you know the platform dimensions and weightcarrying capacity of the car.
This section gets loading off on the right foot by discussing the varieties
of flatcars available to the shipper of military freight as well as their
construction, size, rated capacity, load limits, and vehiclecarrying
1.3. COMPONENTS OF A TYPICAL FLATCAR
Known as the workhorse of the rail service for its capability of
transporting a wide variety of large and heavy items, the flatcar is
essentially a platform on wheels.
Flatcars are generally of fishbelly
or nonfishbelly design as shown in
the sketches. The main structural
components of a flatcar are the
trucks containing the wheels, the
underframe connecting trucks and
deck, and the deck or loadcarrying
surface itself. Figure 1.1
its three main components. Figure
1.2 exposes the car's underframe. And figure 1.3 shows the truck itself.
Each of these flatcar elements is described briefly in the subparagraphs
that follow. In addition, the brake wheel is described. Although not a
primary structural member, the brake wheel plays a significant part in
loading the flatcar and is therefore important to the shipper of military
a. Trucks. As you can see in figure 1.4, trucks are wheel units that
include brake components, axles, springs, and frames in addition to two, or
sometimes more, pairs of wheels. Note the axle; it is axle strength that

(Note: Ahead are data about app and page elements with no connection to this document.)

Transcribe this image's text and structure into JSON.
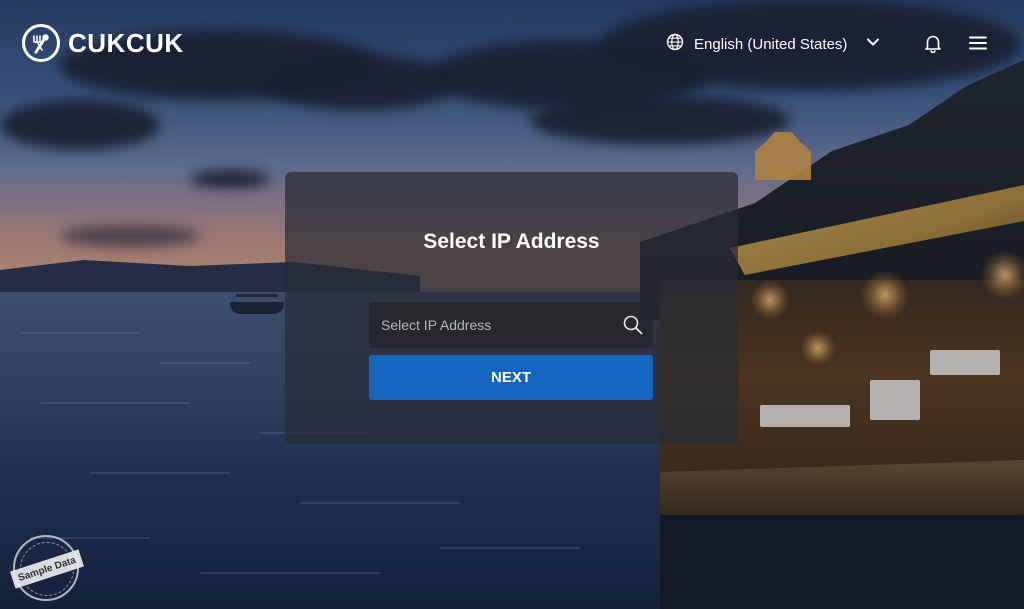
{
  "header": {
    "logo_text": "CUKCUK",
    "language": "English (United States)",
    "icons": {
      "globe": "globe-icon",
      "dropdown": "chevron-down-icon",
      "notifications": "bell-icon",
      "menu": "menu-icon"
    }
  },
  "dialog": {
    "title": "Select IP Address",
    "search_placeholder": "Select IP Address",
    "search_value": "",
    "next_label": "NEXT"
  },
  "watermark": {
    "text": "Sample Data"
  },
  "colors": {
    "primary_button": "#1565c0",
    "card_background": "rgba(40,44,52,0.72)",
    "text_on_dark": "#ffffff"
  }
}
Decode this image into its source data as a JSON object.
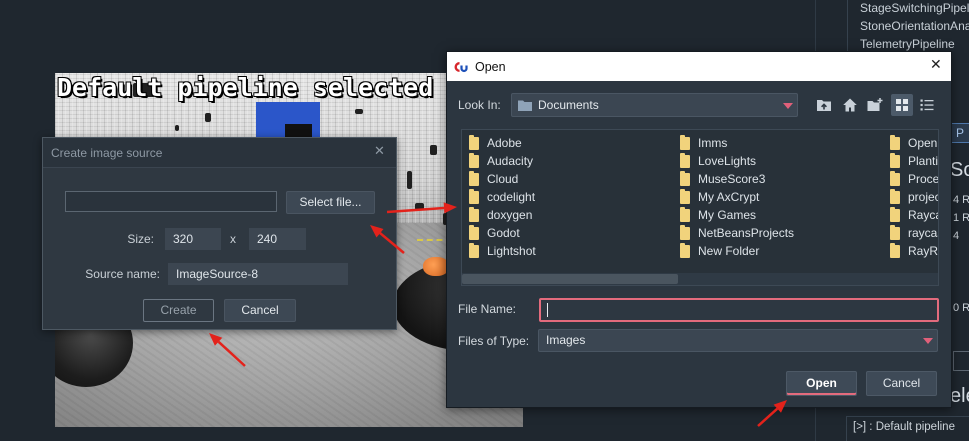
{
  "camera": {
    "overlay_text": "Default pipeline selected"
  },
  "pipeline_panel": {
    "pipelines": [
      "StageSwitchingPipeli",
      "StoneOrientationAna",
      "TelemetryPipeline"
    ],
    "button_label": "P",
    "section_heading": "So",
    "stats": [
      "4 R",
      "1 R",
      "4",
      "0 R"
    ],
    "section_heading_2": "ele",
    "console_line": "[>] : Default pipeline"
  },
  "create_dialog": {
    "title": "Create image source",
    "file_path_value": "",
    "select_file_label": "Select file...",
    "size_label": "Size:",
    "width_value": "320",
    "size_separator": "x",
    "height_value": "240",
    "source_name_label": "Source name:",
    "source_name_value": "ImageSource-8",
    "create_label": "Create",
    "cancel_label": "Cancel"
  },
  "open_dialog": {
    "title": "Open",
    "look_in_label": "Look In:",
    "look_in_value": "Documents",
    "toolbar_icons": [
      "up-one-level-icon",
      "home-icon",
      "new-folder-icon",
      "list-view-icon",
      "details-view-icon"
    ],
    "files": [
      "Adobe",
      "Audacity",
      "Cloud",
      "codelight",
      "doxygen",
      "Godot",
      "Lightshot",
      "Imms",
      "LoveLights",
      "MuseScore3",
      "My AxCrypt",
      "My Games",
      "NetBeansProjects",
      "New Folder",
      "Open",
      "Planti",
      "Proce",
      "projec",
      "Rayca",
      "raycas",
      "RayR"
    ],
    "file_name_label": "File Name:",
    "file_name_value": "",
    "files_of_type_label": "Files of Type:",
    "files_of_type_value": "Images",
    "open_label": "Open",
    "cancel_label": "Cancel"
  },
  "colors": {
    "page_background": "#1f272f",
    "dialog_background": "#2c3640",
    "title_bar_background": "#ffffff",
    "focus_border": "#e36b7d",
    "dropdown_arrow": "#e0607a",
    "folder_icon": "#f1d37c",
    "annotation_arrow": "#e3221b"
  }
}
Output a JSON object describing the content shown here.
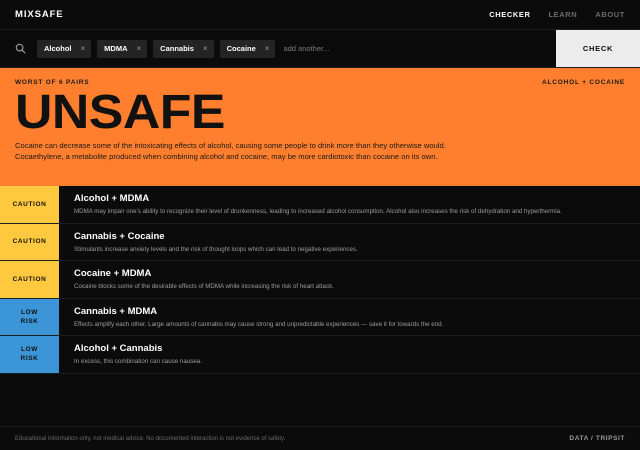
{
  "header": {
    "logo": "MIXSAFE",
    "nav": [
      {
        "label": "CHECKER",
        "active": true
      },
      {
        "label": "LEARN",
        "active": false
      },
      {
        "label": "ABOUT",
        "active": false
      }
    ]
  },
  "search": {
    "icon": "search-icon",
    "chips": [
      {
        "label": "Alcohol"
      },
      {
        "label": "MDMA"
      },
      {
        "label": "Cannabis"
      },
      {
        "label": "Cocaine"
      }
    ],
    "remove_glyph": "×",
    "placeholder": "add another...",
    "value": "",
    "check_label": "CHECK"
  },
  "verdict": {
    "eyebrow": "WORST OF 6 PAIRS",
    "pair": "ALCOHOL + COCAINE",
    "word": "UNSAFE",
    "description": "Cocaine can decrease some of the intoxicating effects of alcohol, causing some people to drink more than they otherwise would. Cocaethylene, a metabolite produced when combining alcohol and cocaine, may be more cardiotoxic than cocaine on its own.",
    "color": "#ff7f2e"
  },
  "interactions": [
    {
      "badge": "CAUTION",
      "level": "caution",
      "title": "Alcohol + MDMA",
      "desc": "MDMA may impair one's ability to recognize their level of drunkenness, leading to increased alcohol consumption. Alcohol also increases the risk of dehydration and hyperthermia."
    },
    {
      "badge": "CAUTION",
      "level": "caution",
      "title": "Cannabis + Cocaine",
      "desc": "Stimulants increase anxiety levels and the risk of thought loops which can lead to negative experiences."
    },
    {
      "badge": "CAUTION",
      "level": "caution",
      "title": "Cocaine + MDMA",
      "desc": "Cocaine blocks some of the desirable effects of MDMA while increasing the risk of heart attack."
    },
    {
      "badge": "LOW\nRISK",
      "level": "lowrisk",
      "title": "Cannabis + MDMA",
      "desc": "Effects amplify each other. Large amounts of cannabis may cause strong and unpredictable experiences — save it for towards the end."
    },
    {
      "badge": "LOW\nRISK",
      "level": "lowrisk",
      "title": "Alcohol + Cannabis",
      "desc": "In excess, this combination can cause nausea."
    }
  ],
  "colors": {
    "caution": "#ffc93f",
    "low_risk": "#3b95d6",
    "background": "#0b0b0b"
  },
  "footer": {
    "note": "Educational information only, not medical advice. No documented interaction is not evidence of safety.",
    "link": "DATA / TRIPSIT"
  }
}
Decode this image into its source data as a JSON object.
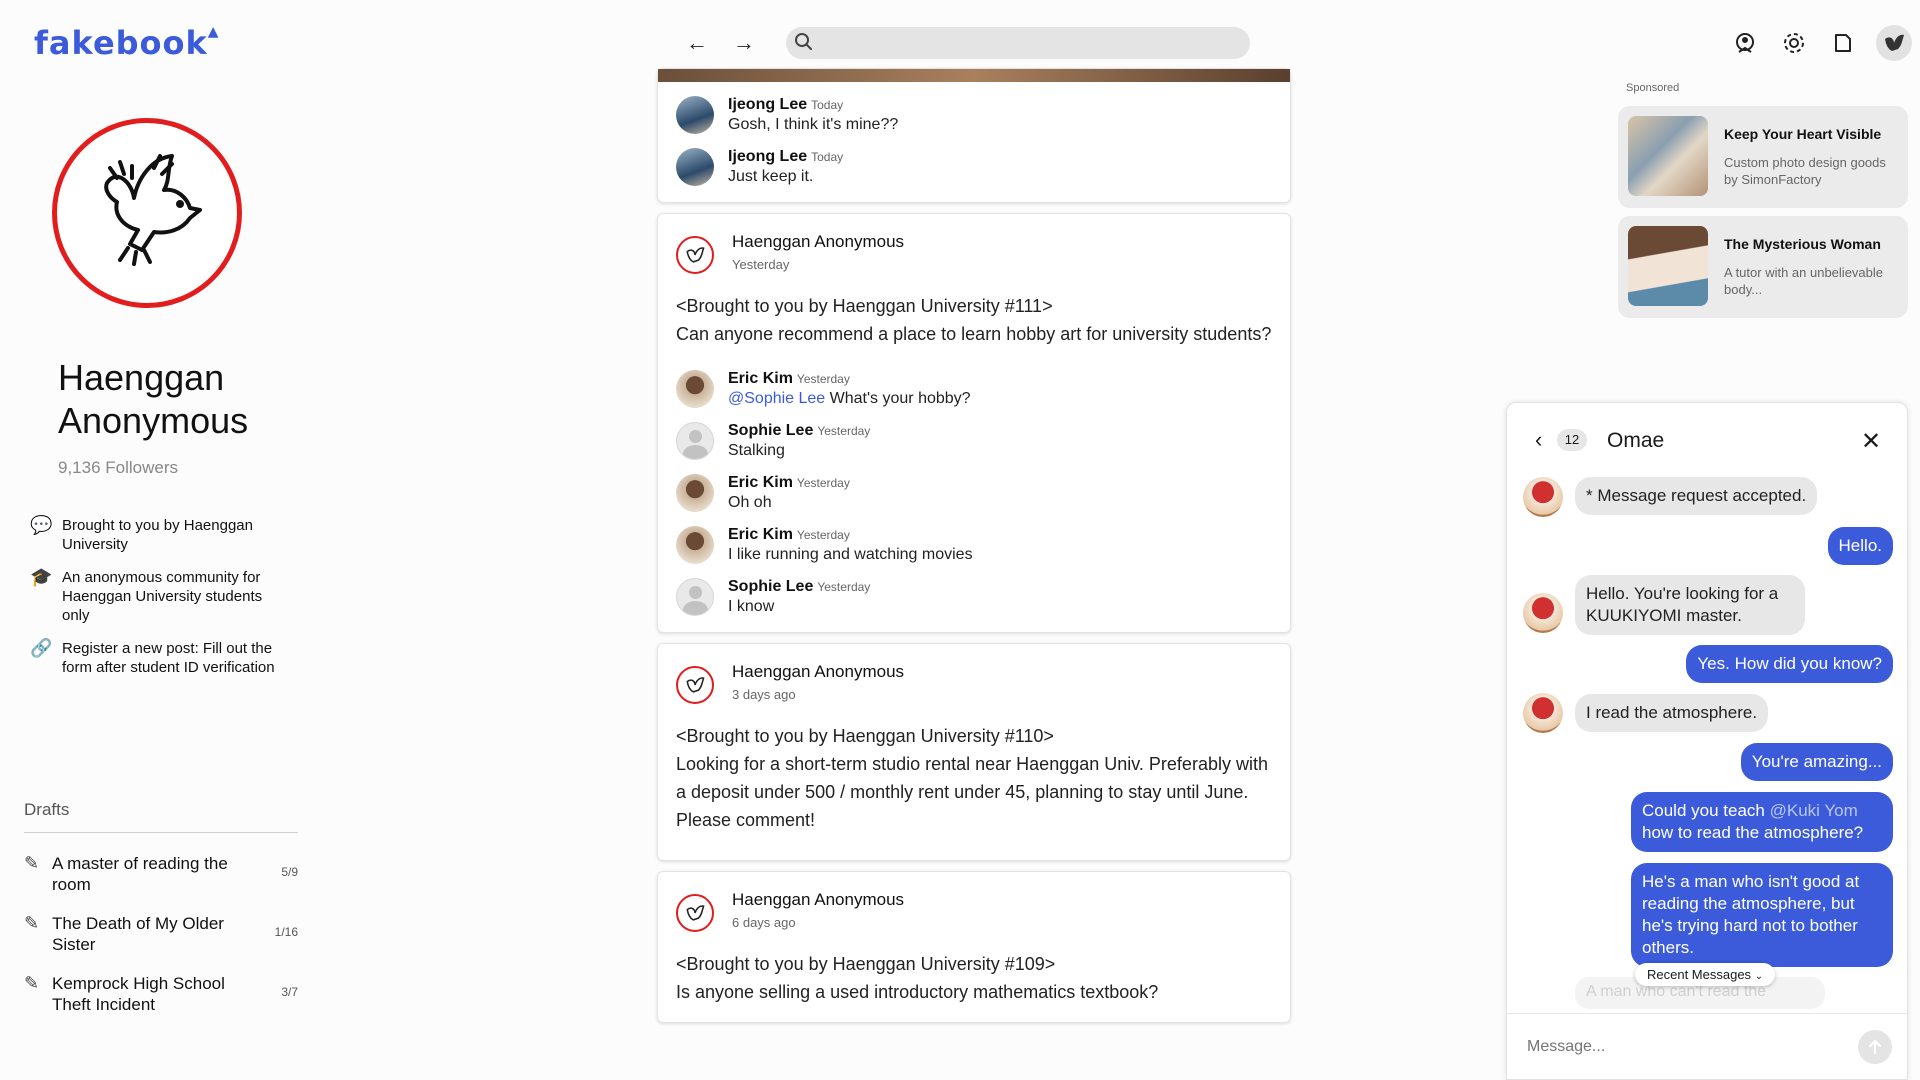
{
  "app": {
    "logo_text": "fakebook"
  },
  "search": {
    "placeholder": ""
  },
  "profile": {
    "name": "Haenggan Anonymous",
    "followers": "9,136 Followers",
    "about": [
      {
        "icon": "speech-bubble-icon",
        "text": "Brought to you by Haenggan University"
      },
      {
        "icon": "graduation-cap-icon",
        "text": "An anonymous community for Haenggan University students only"
      },
      {
        "icon": "link-icon",
        "text": "Register a new post: Fill out the form after student ID verification"
      }
    ]
  },
  "drafts": {
    "title": "Drafts",
    "items": [
      {
        "title": "A master of reading the room",
        "count": "5/9"
      },
      {
        "title": "The Death of My Older Sister",
        "count": "1/16"
      },
      {
        "title": "Kemprock High School Theft Incident",
        "count": "3/7"
      }
    ]
  },
  "feed": {
    "top_comments": [
      {
        "name": "Ijeong Lee",
        "time": "Today",
        "text": "Gosh, I think it's mine??"
      },
      {
        "name": "Ijeong Lee",
        "time": "Today",
        "text": "Just keep it."
      }
    ],
    "posts": [
      {
        "author": "Haenggan Anonymous",
        "time": "Yesterday",
        "body": "<Brought to you by Haenggan University #111>\nCan anyone recommend a place to learn hobby art for university students?",
        "comments": [
          {
            "name": "Eric Kim",
            "time": "Yesterday",
            "mention": "@Sophie Lee",
            "text": " What's your hobby?"
          },
          {
            "name": "Sophie Lee",
            "time": "Yesterday",
            "mention": "",
            "text": "Stalking"
          },
          {
            "name": "Eric Kim",
            "time": "Yesterday",
            "mention": "",
            "text": "Oh oh"
          },
          {
            "name": "Eric Kim",
            "time": "Yesterday",
            "mention": "",
            "text": "I like running and watching movies"
          },
          {
            "name": "Sophie Lee",
            "time": "Yesterday",
            "mention": "",
            "text": "I know"
          }
        ]
      },
      {
        "author": "Haenggan Anonymous",
        "time": "3 days ago",
        "body": "<Brought to you by Haenggan University #110>\nLooking for a short-term studio rental near Haenggan Univ. Preferably with a deposit under 500 / monthly rent under 45, planning to stay until June. Please comment!"
      },
      {
        "author": "Haenggan Anonymous",
        "time": "6 days ago",
        "body": "<Brought to you by Haenggan University #109>\nIs anyone selling a used introductory mathematics textbook?"
      }
    ]
  },
  "sponsored": {
    "label": "Sponsored",
    "ads": [
      {
        "title": "Keep Your Heart Visible",
        "desc": "Custom photo design goods by SimonFactory"
      },
      {
        "title": "The Mysterious Woman",
        "desc": "A tutor with an unbelievable body..."
      }
    ]
  },
  "chat": {
    "back_count": "12",
    "title": "Omae",
    "messages": [
      {
        "dir": "in",
        "text": "* Message request accepted."
      },
      {
        "dir": "out",
        "text": "Hello."
      },
      {
        "dir": "in",
        "text": "Hello. You're looking for a KUUKIYOMI master."
      },
      {
        "dir": "out",
        "text": "Yes. How did you know?"
      },
      {
        "dir": "in",
        "text": "I read the atmosphere."
      },
      {
        "dir": "out",
        "text": "You're amazing..."
      },
      {
        "dir": "out",
        "pre": "Could you teach ",
        "mention": "@Kuki Yom",
        "post": " how to read the atmosphere?"
      },
      {
        "dir": "out",
        "text": "He's a man who isn't good at reading the atmosphere, but he's trying hard not to bother others."
      }
    ],
    "faded_message": "A man who can't read the",
    "recent_label": "Recent Messages",
    "input_placeholder": "Message..."
  },
  "colors": {
    "brand": "#3b5bdb",
    "accent_red": "#e11d1d"
  }
}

determines the total allowable weight of the car and its lading on the
rails. Weight limits of interest to the military shipper are explained

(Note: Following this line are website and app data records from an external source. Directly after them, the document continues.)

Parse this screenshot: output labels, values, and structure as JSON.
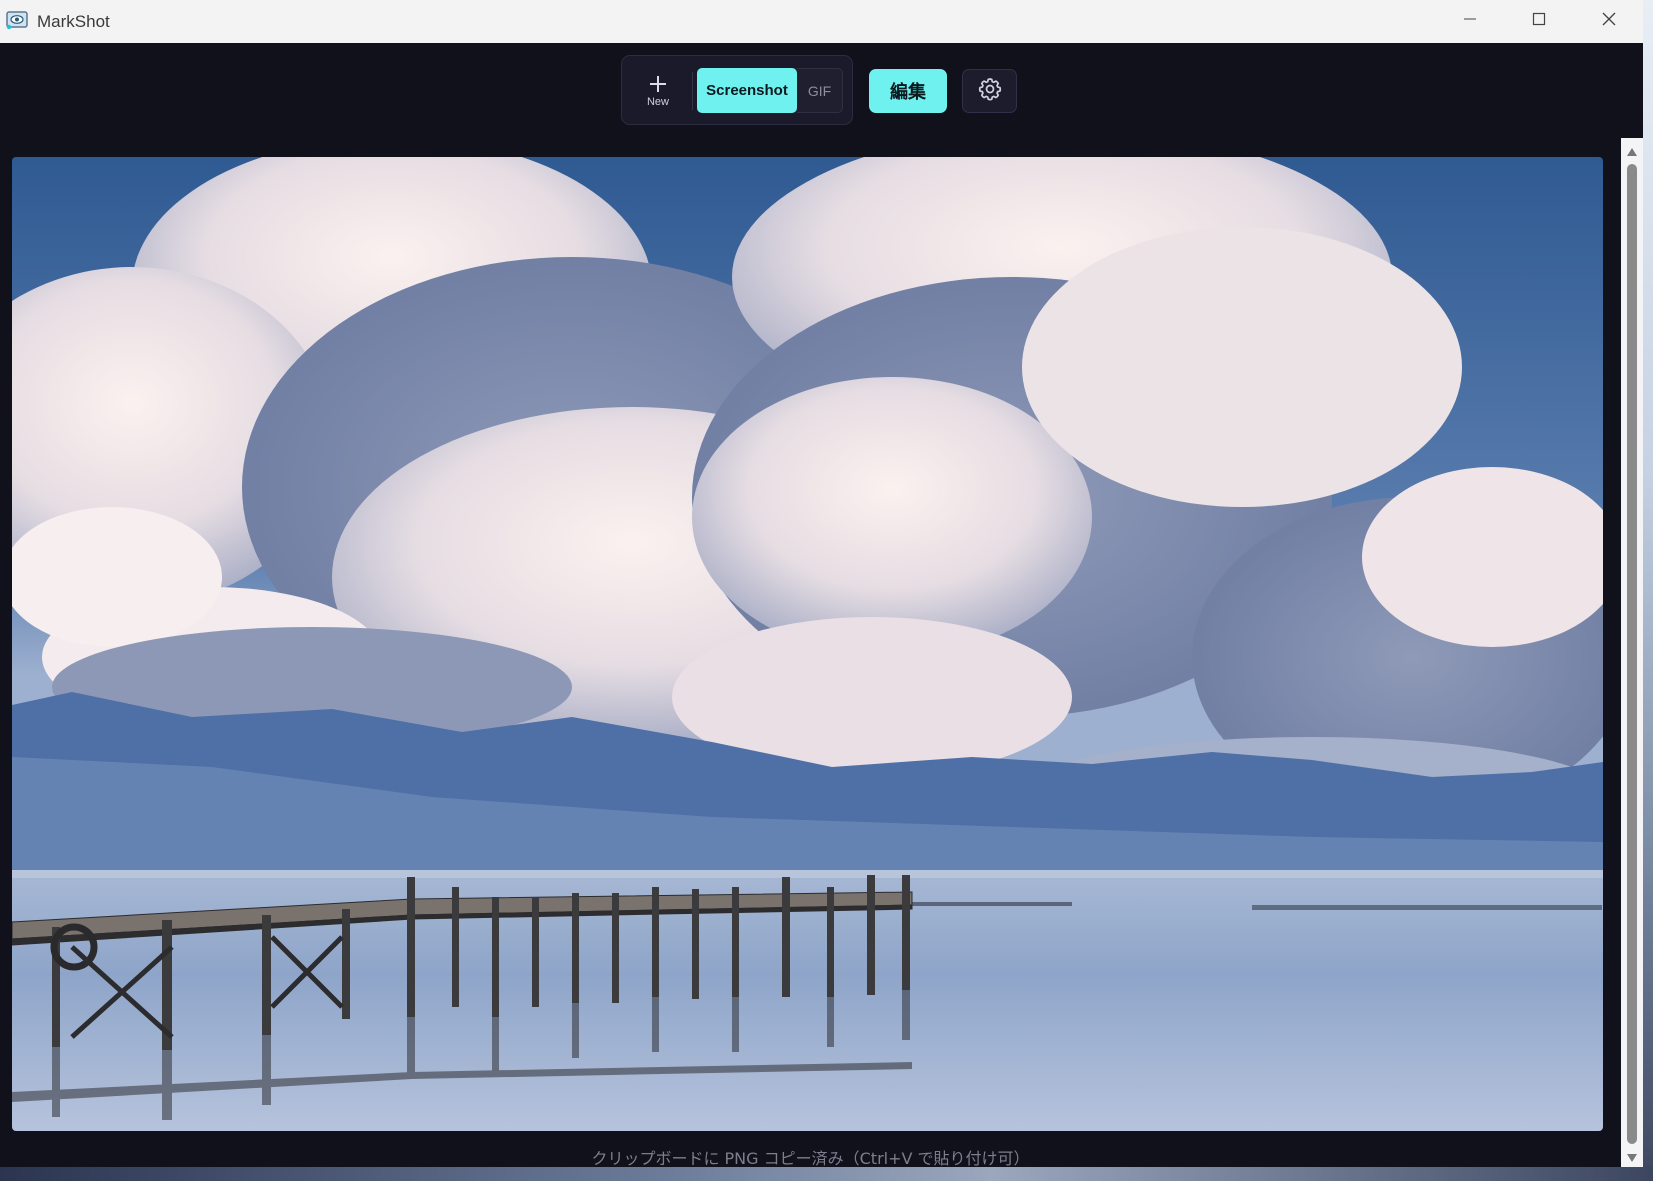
{
  "window": {
    "title": "MarkShot"
  },
  "toolbar": {
    "new_label": "New",
    "mode_screenshot": "Screenshot",
    "mode_gif": "GIF",
    "active_mode": "Screenshot",
    "edit_label": "編集"
  },
  "icons": {
    "app": "markshot-eye-icon",
    "new": "plus-icon",
    "settings": "gear-icon",
    "minimize": "minimize-icon",
    "maximize": "maximize-icon",
    "close": "close-icon"
  },
  "colors": {
    "accent": "#6ff2ef",
    "background": "#11111c"
  },
  "preview": {
    "content": "landscape photo"
  },
  "status": {
    "message": "クリップボードに PNG コピー済み（Ctrl+V で貼り付け可）"
  }
}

later in this section. Notice the side
Figure 1.1. Typical Flatcar.